Tarana, the new single by Abhishek Gaur seems like a great alternative for the closing credits of a bittersweet dramedy. That sentence should sum up the emotions of this tune. Gaur seems to be crooning about old memories that seem pretty distant from (probably) his present-day situation.
The lyrical content and instrumental arrangement are derivative but the combination still works for Gaur’s hushed-down vocals. It’s perfectly suited for a slow-burn of an evening. It’s almost as if you can picture the singer-songwriter staring at the setting sun bleed down, and writing this ‘tarana’ of a song.
It’s composed entirely on the acoustic guitar, evoking slight strums and fingerpicking while his clear voice takes us on a sad sonic trip that sounds tragic yet comforting. Tarana is no overdramatic cry for help from a broken heart. Rather, it gives off the aura of a lover’s song who has found acceptance in his heartbreak.

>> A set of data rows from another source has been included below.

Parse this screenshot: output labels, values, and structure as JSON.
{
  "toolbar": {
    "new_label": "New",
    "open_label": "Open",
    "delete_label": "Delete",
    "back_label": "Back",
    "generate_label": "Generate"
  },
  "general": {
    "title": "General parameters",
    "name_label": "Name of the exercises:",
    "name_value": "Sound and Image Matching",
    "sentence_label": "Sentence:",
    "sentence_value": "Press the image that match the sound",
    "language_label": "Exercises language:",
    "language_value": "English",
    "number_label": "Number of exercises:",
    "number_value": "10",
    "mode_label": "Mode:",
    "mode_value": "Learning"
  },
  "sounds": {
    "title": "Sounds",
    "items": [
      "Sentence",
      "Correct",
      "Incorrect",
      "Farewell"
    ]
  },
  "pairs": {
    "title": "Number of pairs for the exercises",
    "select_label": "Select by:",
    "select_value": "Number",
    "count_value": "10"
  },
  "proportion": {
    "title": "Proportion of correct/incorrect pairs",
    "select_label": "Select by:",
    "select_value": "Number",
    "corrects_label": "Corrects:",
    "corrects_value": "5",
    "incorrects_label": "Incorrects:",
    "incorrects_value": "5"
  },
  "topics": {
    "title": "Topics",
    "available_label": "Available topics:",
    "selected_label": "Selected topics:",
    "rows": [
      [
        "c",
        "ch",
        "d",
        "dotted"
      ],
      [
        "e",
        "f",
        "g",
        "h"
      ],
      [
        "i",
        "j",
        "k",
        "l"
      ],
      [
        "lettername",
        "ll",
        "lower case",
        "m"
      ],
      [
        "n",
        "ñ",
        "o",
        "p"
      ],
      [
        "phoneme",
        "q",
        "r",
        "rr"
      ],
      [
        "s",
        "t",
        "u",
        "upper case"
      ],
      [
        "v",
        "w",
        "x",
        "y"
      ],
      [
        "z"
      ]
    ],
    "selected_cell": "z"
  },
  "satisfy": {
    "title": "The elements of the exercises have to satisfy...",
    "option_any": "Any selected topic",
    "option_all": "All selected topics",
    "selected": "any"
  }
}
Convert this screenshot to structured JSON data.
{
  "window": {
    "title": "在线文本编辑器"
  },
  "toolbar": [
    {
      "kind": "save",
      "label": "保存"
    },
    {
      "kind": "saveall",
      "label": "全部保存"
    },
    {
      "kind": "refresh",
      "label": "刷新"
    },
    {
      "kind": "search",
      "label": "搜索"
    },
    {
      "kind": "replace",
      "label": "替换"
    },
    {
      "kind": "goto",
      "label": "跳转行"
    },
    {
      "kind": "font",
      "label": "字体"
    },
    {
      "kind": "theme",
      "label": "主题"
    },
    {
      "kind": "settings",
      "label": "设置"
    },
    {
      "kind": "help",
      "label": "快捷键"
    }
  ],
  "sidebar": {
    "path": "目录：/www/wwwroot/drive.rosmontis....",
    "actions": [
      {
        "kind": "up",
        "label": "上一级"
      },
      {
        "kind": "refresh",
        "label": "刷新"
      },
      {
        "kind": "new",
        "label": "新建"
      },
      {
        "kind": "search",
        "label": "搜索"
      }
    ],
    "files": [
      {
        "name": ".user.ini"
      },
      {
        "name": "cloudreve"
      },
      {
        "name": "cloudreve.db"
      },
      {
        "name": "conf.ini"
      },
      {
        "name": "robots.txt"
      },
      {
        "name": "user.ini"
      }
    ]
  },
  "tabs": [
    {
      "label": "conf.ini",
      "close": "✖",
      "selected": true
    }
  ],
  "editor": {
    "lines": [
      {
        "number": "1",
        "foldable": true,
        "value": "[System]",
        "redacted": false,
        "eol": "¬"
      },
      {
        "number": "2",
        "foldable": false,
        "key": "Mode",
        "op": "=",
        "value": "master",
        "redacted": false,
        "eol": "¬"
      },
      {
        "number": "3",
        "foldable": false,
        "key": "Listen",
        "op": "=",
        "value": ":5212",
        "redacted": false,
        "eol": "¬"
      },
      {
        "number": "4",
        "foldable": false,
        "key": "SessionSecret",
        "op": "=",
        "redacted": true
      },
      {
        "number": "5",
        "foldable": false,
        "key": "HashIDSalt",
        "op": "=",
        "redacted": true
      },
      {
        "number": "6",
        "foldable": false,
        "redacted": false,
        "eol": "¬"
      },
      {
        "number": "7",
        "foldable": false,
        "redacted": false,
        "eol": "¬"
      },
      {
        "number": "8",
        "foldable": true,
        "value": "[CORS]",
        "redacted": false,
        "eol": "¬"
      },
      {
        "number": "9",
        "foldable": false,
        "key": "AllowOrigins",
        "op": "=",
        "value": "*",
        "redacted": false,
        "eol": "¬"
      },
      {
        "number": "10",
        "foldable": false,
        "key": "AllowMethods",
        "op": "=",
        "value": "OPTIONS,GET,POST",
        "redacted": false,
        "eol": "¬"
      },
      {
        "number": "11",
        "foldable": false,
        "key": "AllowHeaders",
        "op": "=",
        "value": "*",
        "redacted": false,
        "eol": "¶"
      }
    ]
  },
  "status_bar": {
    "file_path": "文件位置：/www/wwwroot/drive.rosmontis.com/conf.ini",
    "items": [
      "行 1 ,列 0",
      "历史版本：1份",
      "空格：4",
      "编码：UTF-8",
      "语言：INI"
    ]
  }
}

He’s not subjecting himself to any toxic notions of getting back to his partner; all he thinks about is the little talks and the moments he shared with his beloved. It might sound a bit too emotional for some but Gaur has definitely attempted to go beyond the usual cliched ‘Prateek Kuhad-ripoff songs’ on heartbreak that the indie scene has been oversaturated with, more so in recent times.
An issue with such cliched love songs these days is that the vocalist ends up gushing down their sound a bit too low, to the extent when it almost sounds like the singer is just mumbling. This trend might work for a few acoustic pop-oriented singers but not all. In contrast, as mentioned before, Abhishek Gaur’s voice is rich and clear. There are moments in the song where Gaur is just vocalising or humming sounds like ‘tu-ru-ru’. Even this humming ends up being as soothing as the entirety of the song.
Tarana brings back familiar themes of reminising about loved ones but repackages them well enough for listeners to feel emotional and to maybe even relate. After all, the second wave of the pandemic has yet again thrown us in bouts of long distances and isolation. Maybe we all need an old memory or a ‘tarana’ to keep us moving ahead.
Verdict: A heart-touching slow jam that echoes the feel of a mellow sunset.